Posted: 3:10 PM, Feb 03, 2020
Updated: 2020-02-03 17:10:15-05
Wisconsin coffee shop hopes to hire workers with disabilities, shatter stereotypes
Wisconsin coffee shop hopes to hire workers with disabilities, shatter stereotypes

LAKE GENEVA, Wis. -- A building that previously housed Caribou Coffee and Peet's Coffee in Lake Geneva, Wisconsin, will soon be home to a new and different kind of coffee shop.

Inspired Coffee will open in mid-April after renovations are complete.

"We'll have all new flooring, new lighting, and we're putting a fireplace in," said Erik Barber, President of Inspiration Ministries.

Inspiration Ministries is a nonprofit providing long-term care to people with special needs.
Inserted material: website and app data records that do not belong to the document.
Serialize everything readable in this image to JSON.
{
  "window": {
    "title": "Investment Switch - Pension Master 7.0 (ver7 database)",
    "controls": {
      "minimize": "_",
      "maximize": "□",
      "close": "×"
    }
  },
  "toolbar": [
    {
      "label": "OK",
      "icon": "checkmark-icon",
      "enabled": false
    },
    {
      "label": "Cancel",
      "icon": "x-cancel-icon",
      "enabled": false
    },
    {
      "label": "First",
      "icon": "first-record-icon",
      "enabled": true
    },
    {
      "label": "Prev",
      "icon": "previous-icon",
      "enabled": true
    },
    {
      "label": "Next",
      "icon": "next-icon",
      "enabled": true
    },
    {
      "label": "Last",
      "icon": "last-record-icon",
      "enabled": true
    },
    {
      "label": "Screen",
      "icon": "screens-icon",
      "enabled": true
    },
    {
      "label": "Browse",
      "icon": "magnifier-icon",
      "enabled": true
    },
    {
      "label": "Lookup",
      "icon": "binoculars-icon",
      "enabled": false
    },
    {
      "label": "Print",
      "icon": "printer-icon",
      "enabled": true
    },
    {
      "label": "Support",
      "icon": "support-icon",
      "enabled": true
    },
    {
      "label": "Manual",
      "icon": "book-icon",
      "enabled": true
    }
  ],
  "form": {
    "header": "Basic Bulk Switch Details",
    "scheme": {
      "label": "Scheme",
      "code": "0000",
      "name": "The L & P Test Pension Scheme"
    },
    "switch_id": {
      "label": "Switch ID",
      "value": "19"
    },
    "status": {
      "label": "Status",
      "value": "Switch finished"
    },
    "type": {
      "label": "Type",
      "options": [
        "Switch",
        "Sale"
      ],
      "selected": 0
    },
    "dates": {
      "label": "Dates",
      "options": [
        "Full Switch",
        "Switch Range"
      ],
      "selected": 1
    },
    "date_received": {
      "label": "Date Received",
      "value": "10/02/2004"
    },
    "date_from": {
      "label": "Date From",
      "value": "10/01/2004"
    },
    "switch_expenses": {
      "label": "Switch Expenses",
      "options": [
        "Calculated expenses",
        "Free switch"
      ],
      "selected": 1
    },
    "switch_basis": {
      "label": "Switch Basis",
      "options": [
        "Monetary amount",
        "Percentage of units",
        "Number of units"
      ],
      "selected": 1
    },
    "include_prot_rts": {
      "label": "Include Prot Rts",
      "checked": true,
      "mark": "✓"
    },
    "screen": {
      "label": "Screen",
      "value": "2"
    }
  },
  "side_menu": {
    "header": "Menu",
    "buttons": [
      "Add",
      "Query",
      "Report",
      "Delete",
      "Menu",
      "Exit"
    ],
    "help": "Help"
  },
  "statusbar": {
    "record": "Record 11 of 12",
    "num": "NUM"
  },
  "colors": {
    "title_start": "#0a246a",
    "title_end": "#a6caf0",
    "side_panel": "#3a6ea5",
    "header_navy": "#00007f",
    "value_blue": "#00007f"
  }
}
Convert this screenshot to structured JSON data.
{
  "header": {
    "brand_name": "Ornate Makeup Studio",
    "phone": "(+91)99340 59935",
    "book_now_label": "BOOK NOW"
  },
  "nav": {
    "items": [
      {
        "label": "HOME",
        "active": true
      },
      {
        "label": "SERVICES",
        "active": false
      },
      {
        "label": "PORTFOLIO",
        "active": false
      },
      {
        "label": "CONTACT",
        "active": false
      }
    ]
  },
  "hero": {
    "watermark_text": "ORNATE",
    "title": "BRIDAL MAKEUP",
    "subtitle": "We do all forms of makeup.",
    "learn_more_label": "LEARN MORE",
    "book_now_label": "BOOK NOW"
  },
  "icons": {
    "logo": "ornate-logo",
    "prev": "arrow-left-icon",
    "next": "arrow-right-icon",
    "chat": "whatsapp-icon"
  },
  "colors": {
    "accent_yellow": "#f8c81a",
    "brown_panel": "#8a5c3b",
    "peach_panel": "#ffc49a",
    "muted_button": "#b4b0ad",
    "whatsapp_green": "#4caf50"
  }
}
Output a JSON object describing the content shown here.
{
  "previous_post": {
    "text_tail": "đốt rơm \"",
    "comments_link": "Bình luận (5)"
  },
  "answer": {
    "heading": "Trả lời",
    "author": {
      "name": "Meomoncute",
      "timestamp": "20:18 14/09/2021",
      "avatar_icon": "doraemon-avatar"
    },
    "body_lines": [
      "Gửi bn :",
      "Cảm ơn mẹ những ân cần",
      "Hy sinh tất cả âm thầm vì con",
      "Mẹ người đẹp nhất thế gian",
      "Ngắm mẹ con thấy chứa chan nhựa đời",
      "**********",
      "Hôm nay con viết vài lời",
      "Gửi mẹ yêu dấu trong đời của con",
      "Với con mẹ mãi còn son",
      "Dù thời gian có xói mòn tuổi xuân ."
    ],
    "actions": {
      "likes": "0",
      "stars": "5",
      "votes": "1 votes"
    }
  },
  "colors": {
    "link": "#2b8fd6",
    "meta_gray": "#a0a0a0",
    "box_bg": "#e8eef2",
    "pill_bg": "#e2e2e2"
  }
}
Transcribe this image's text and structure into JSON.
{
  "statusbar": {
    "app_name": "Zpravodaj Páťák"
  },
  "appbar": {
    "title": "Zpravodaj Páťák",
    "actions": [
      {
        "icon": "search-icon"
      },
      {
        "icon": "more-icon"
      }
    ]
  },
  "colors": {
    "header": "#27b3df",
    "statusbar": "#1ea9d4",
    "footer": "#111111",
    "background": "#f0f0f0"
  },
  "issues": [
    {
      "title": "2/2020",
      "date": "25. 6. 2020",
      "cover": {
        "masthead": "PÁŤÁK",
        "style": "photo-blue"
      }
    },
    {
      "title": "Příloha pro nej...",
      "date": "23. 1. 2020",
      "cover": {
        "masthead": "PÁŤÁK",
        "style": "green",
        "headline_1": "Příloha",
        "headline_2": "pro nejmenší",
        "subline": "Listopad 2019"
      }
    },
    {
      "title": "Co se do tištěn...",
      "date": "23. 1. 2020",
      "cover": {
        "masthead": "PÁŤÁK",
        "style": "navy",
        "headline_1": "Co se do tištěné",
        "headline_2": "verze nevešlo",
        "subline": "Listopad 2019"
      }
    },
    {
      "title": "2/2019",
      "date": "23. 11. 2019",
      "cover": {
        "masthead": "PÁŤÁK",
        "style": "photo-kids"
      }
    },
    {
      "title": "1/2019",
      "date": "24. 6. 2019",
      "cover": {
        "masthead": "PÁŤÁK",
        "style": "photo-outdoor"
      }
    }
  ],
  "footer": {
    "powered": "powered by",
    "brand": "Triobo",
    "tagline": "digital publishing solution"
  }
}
Right now, roughly 70 individuals ages 22-85 live on its campus in Walworth County.

It'll be Inspiration Ministries that runs Inspired Coffee.

The coffee shop's business plan calls for "employing up to 20-30 individuals with mild to moderate developmental and physical disabilities where they will be celebrated, job trained, coached and, over time, placed into a fully integrated work setting."

Officials at Inspiration Ministries said more than 6,300 people living in Walworth County have physical or developmental disabilities. But the organization believes available transition services and worker training for those people is relatively limited.

Barber said, historically, the trend across the country has been to employ people with special needs in back room or behind the scenes roles - like in work shops, dish rooms, or factories.

He said workers at Inspired Coffee will staff every aspect of the store - including highly visible positions, like as cashiers and greeters.

"The whole goal of this coffee shop is to celebrate people with disabilities," Barber said. "We want to put them in the spotlight, and to really change the conversation about the purpose, the value, they should have in our community."

To help with purchasing startup equipment and the first few rent payments, Inspiration Ministries has so far raised about $350,000 of its $400,000 fundraising goal. But Barber said the model for the business going forward will be self-sustaining, and sales revenue should cover operating costs.

Stephanie Klett, President of VISIT Lake Geneva, said the business is primed for success in part because it sits on a prime piece of real estate - just steps from the city's beach.

She said the community has already embraced Inspired Coffee's mission.

"This sends the message that we invite everybody to our community," Klett said. "There's nothing else like this in the state of Wisconsin, that we're aware of."

Jani Gregornik recently completed a screening process to work at Inspired Coffee and is excited to start.

"It's the perfect job for me," said Gregornik, 29, who has down syndrome.

Gregornik enjoys meeting and mingling with others, and has honed her people skills through nine years of volunteering at a nursing home.

"She transports the residents from the hair salon to their rooms," said Jani's mother, Naomi Gregornik. "And she visits with them. That's her favorite part."

Jani also has previous job experience at a workshop in Fort Atkinson.

But she's excited about the additional training she can receive working at Inspired Coffee. Her parents are excited too.

"I think this will be a good opportunity for her, and her friends with disabilities, but also the community to come in and see adults with disabilities right in the community," Naomi Gregornik said.

"I think the people who come in here will be inspired," said Mike Gregornik, Jani's father.

As for what Jani recommends customers order when the business opens this spring: "definitely hot chocolate," she said with a grin.

This story was originally published by Pete Zervakis at WTMJ.